[DATA FOR REVIEW Boundary: Start]

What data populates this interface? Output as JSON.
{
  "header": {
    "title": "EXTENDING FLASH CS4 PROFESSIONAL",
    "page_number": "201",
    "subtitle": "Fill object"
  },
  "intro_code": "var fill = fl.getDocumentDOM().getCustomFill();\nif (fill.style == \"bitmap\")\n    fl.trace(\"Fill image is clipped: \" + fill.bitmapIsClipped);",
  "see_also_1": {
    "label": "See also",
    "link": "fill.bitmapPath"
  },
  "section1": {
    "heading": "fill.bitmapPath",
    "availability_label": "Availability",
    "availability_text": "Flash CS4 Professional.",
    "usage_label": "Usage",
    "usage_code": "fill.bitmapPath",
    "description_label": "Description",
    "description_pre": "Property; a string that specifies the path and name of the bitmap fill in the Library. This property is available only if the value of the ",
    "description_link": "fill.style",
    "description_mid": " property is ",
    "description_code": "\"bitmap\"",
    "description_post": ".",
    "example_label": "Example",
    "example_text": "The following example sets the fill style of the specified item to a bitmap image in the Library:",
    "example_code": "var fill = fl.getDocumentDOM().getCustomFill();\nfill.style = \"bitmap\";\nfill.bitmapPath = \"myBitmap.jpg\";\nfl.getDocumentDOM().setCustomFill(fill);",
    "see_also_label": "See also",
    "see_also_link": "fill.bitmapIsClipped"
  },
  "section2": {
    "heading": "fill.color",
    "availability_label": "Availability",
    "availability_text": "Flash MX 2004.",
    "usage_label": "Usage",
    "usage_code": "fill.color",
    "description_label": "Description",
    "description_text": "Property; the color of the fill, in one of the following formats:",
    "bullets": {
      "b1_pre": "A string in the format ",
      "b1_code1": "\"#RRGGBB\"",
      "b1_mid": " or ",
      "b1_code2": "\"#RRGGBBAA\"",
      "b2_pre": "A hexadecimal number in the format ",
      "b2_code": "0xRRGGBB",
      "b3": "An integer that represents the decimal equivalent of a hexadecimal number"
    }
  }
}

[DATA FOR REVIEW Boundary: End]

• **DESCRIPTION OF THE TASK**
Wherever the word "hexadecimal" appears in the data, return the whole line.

• **SOLUTION**
      "b2_pre": "A hexadecimal number in the format ",
      "b3": "An integer that represents the decimal equivalent of a hexadecimal number"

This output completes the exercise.